To calculate their population numbers, she used distance sampling methods to estimate the abundance and density of the birds in the Ngorongoro Crater, driving along a series of transect lines (pre-established paths), while counting the cranes and measuring perpendicular distances from her location to a cluster of cranes or individuals. Her research also focused on illegal trade, habitat loss, and human interference as key factors for the species' decline. “You can find them in human-dominated landscapes. In some areas, it’s been documented that cranes eat crops, and so people persecute them, so, I was looking into human crane conflicts and the illegal trade as well,” she said.
Through a series of interviews in four regions of Tanzania, she studied human sentiment toward the birds, and whether the grey crowned cranes were viewed favorably throughout the country. “In the future, there’s going to be potential for re-introducing the species into the wild, and one of the things we want to look at is how people perceive the species. If cranes are pests to crops, do people want to support a reintroduction program? But my research proved that people are very welcoming. Ninety-six percent of the people said that cranes are not really pests to crops, and they said they would support crane conservation programs as well,” she said.
Amulike’s passion for nature, and exploring the wild spaces around Tanzania, took hold at an early age in Dar-es-salaam, Tanzania. “My interest in wildlife started when I was young and then I became much more interested when I began watching wildlife documentaries. I remember we used to have blue monkeys all over,” she said.
Throughout primary school, she visited national parks, spoke with park rangers, and learned more and more about the vibrant wildlife throughout Tanzania. She also mastered English as a business language in addition to her mother tongue, Swahili, Bemba and Nyakyusa—before enrolling at the College of African Wildlife Management -Mweka, for her undergraduate degree. It was there that she first experienced the excitement of conducting research in the field as she studied lesser flamingos in the Soda Lakes region of East Africa.

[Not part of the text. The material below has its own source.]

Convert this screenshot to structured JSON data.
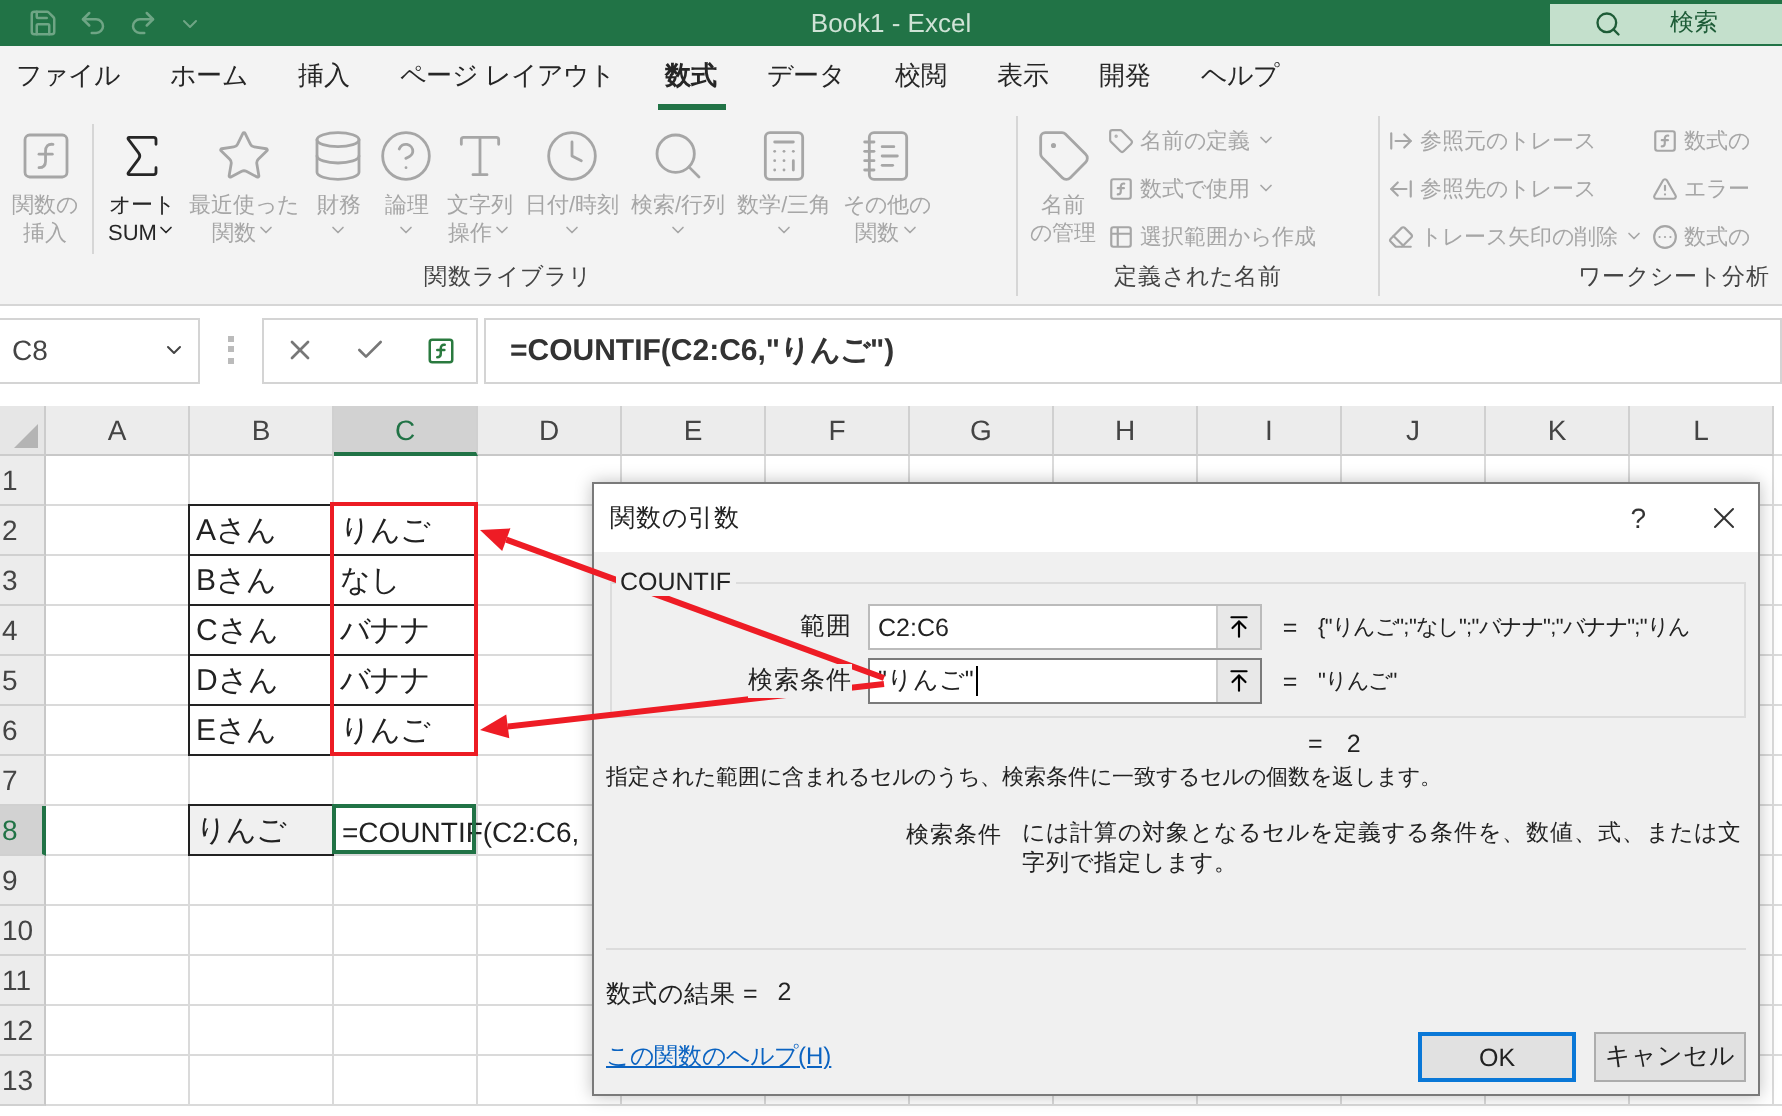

Fast forward to 2022 and Amulike is back in the U.S., completing her two-year PRODiG fellowship at SUNY Potsdam. This semester she’s teaching a Ways 101 class focused on international conservation of wildlife, and an ecology lab, where she brings students out into the field to explore Northern New York. “I have such a wonderful mentor in Dr. Glenn Johnson. I’m learning a lot from him, the people I interact with in the Department of Biology, and other people from departments across campus,” she said. "My experience conducting research with students in Tanzania was rewarding, and I look forward to engaging our SUNY Potsdam students in any future wildlife field research."
As she looks ahead to the future, Amulike plans to remain in higher education as a professor of conservation and wildlife biology, while focusing heavily on field research on endangered species. She also plans to return to the Ngorongoro Conservation Area to study the seasonal movement patterns of grey crowned cranes. “I’m very much interested in species that have received very little attention in conservation, that people consider not attractive or appealing,” she said. “That’s the next step for me, to apply for more funding, so I can go back and do a seasonal movement study, to understand where the Cranes go during the dry and rainy seasons.”
Article and portraits by Jason Hunter